'''

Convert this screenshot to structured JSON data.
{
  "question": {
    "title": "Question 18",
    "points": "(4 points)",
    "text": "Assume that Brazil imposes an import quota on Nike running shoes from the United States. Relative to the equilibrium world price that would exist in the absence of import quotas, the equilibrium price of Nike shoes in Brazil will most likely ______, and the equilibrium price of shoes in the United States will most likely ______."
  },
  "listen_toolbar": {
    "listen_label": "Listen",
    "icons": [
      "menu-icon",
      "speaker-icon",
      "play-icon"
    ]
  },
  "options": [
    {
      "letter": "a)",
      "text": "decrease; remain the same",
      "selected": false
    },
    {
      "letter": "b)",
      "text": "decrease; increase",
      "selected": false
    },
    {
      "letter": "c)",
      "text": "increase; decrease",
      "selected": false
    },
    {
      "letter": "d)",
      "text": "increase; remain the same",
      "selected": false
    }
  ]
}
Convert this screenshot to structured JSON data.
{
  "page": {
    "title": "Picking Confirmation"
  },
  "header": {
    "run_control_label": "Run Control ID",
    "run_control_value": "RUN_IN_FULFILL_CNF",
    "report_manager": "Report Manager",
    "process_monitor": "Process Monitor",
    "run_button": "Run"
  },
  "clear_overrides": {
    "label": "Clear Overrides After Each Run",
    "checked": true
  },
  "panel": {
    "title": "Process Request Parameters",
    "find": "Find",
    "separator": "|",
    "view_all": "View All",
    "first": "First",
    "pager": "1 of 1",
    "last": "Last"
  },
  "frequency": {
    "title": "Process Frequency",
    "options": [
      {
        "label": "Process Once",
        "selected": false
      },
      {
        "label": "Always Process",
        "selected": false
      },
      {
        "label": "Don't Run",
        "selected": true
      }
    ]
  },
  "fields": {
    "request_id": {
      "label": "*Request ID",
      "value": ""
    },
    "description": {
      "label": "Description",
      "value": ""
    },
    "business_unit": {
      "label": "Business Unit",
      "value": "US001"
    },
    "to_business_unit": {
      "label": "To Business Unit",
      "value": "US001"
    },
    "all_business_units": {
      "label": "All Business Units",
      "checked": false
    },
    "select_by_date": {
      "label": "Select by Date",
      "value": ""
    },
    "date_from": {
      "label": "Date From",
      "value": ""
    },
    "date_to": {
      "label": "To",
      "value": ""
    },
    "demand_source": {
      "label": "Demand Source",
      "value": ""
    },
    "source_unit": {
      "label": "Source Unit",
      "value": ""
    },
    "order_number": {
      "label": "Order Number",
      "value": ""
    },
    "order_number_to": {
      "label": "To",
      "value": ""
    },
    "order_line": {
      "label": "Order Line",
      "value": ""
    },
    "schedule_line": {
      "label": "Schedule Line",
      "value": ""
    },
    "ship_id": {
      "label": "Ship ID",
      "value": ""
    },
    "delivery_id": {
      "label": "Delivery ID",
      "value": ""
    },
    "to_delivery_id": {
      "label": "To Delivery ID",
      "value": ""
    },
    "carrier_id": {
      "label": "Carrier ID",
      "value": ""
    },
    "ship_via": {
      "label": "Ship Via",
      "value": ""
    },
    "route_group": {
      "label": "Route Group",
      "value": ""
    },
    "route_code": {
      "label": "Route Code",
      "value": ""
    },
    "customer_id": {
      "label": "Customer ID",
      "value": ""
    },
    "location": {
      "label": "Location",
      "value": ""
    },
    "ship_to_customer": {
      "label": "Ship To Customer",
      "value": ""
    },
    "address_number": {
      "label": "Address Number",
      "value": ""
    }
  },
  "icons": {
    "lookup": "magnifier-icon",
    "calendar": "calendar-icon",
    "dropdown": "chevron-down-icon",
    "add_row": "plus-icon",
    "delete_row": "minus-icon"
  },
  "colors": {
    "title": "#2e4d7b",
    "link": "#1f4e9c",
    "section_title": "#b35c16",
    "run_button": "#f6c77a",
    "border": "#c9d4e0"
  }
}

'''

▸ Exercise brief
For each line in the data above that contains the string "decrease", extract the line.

▸ Written solution
      "text": "decrease; remain the same",
      "text": "decrease; increase",
      "text": "increase; decrease",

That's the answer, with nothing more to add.